The big question is: why did it think the nose was pitched up when it clearly wasn’t?
I agree with you, it will be difficult to determine the cause.
The thing that I straggling to understand is why the AP don’t accelerate the motor. I know that the air speed and ground speed was ok, but that was only because the plane was losing altitude. I also agreed that the AP was pitching up to gain altitude, the correct thing to do was give more power to gain altitude
Perhaps I need to raise the low ground speed, or the minimum air speed, that will prevent this from appended again.
Your ARSPD_FBW_MAX was set at 22m/s so it was already exceeding that at 26m/s so that’s why no throttle up.
Changing “Low ground speed” (MIN_GNDSPD_CM) will just increase the airspeed when the ground speed drops below the value set, like when flying into a headwind.
Minimum airspeed (ARSPD_FBW_MIN) only affects the plane when it’s flying slowly so neither of those would help in this situation.
How was your FC attached to the plane? It really looks like it came loose but if it didn’t then the autopilot somehow incorrectly estimated your pitch angle, otherwise it did everything else correctly.

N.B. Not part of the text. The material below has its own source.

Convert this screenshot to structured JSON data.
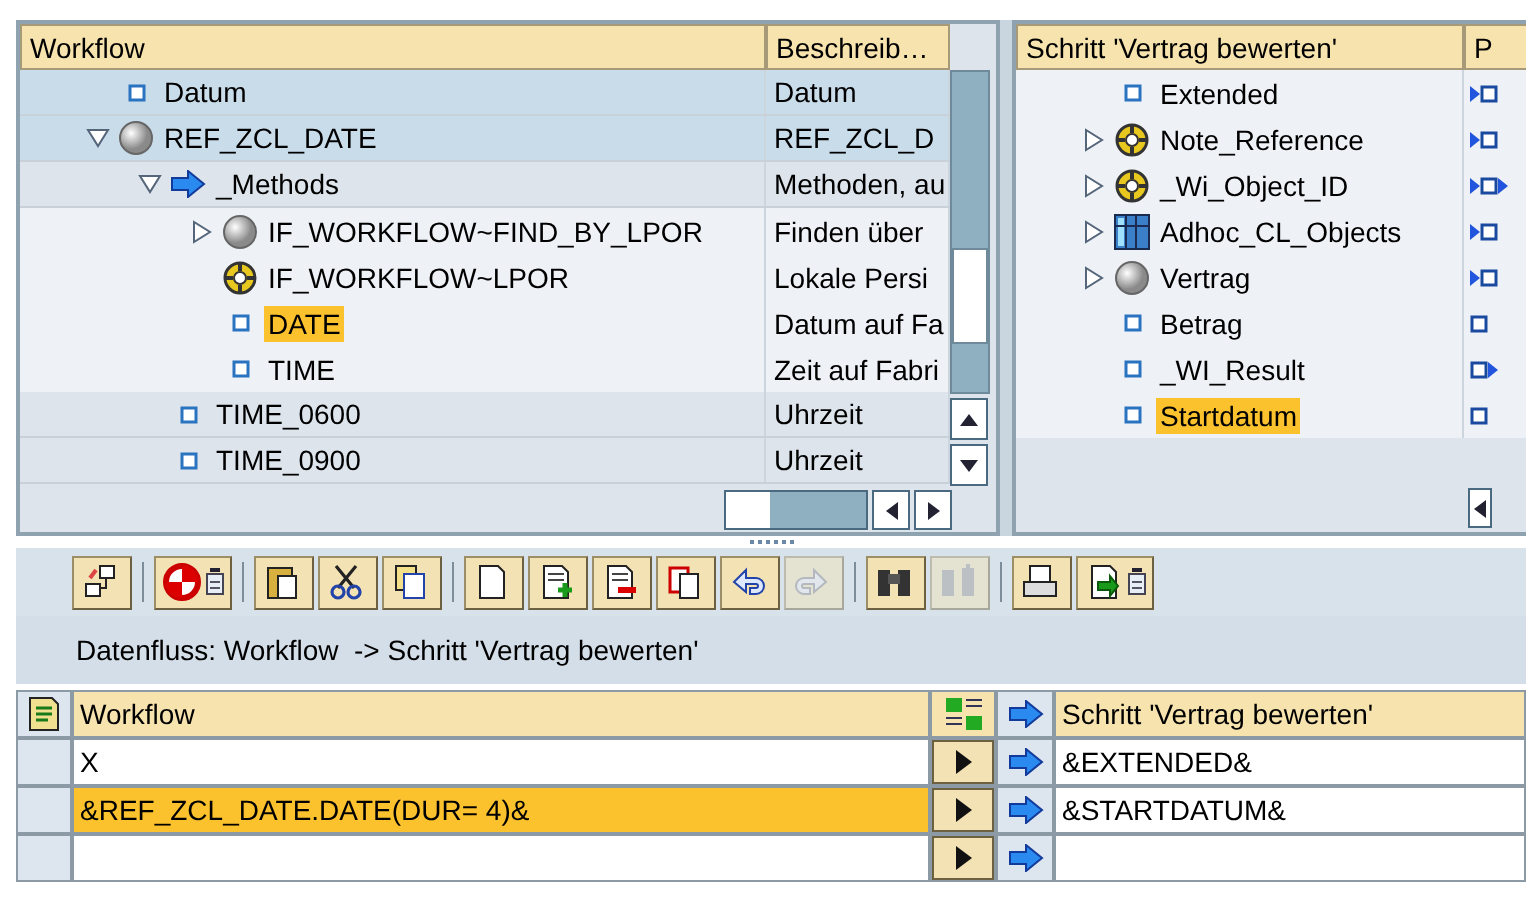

BTW, I see ARMING_CHECK is set to 0, this is generally not a good idea as you won’t see any errors before taking off.
You may want to try befriend and contact one of the developers to investigate the cause further, some like Tridge or Paul Riseborough.
Many thanks for your help with this problem.
The FC is fixed with double tape and is still solid attached to the plane. So the pitch was incorrect calculated after 21 minutes of flying.
Once again thanks for your help in this matter it’s helpful to have someone looking at the same things and make as looking to different things.
I know that I have the arming check disable because I don’t understand why I have the the button (the one with the red light) to enable everything and also need to use the ruder to enable the motor and do the check. I only wait for a fixed green light and then let the plane set quite for about 2 minutes and then push the button.
I was hoping that the developers step in in this discussion and guide as, but I know that this is the previous version 3.2.1 and now there’s a new baby 3.3.0
Graham asked me to look at this old report in the 3.5.2 release posting.
The cause of the crash was a sudden change in the Y gyro reading of the first gyro. Presuming this is a Pixhawk, that means the Y gyro of the MPU6000 suddenly changed by 12 degrees/second. The aircraft was at an altitude of 457meters at the time. The 2nd Y gyro reading did not change (the one on the l3gd20 sensor).
The old DCM code which was being used couldn’t handle this sudden gyro error and instead interpreted it as a large pitch error. The new EKF2 code would have no problems as it would have just switched to the backup EKF, and you wouldn’t have even noticed the issue if you had been flying the 3.5.x series of releases.
As to what caused the gyro to do this, the most likely cause is a known hardware fault in the Pixhawk at the time which was caused by a de-panelling error in the factory. The de-panelling process could damage the MPU6000 in a way that only showed up months later.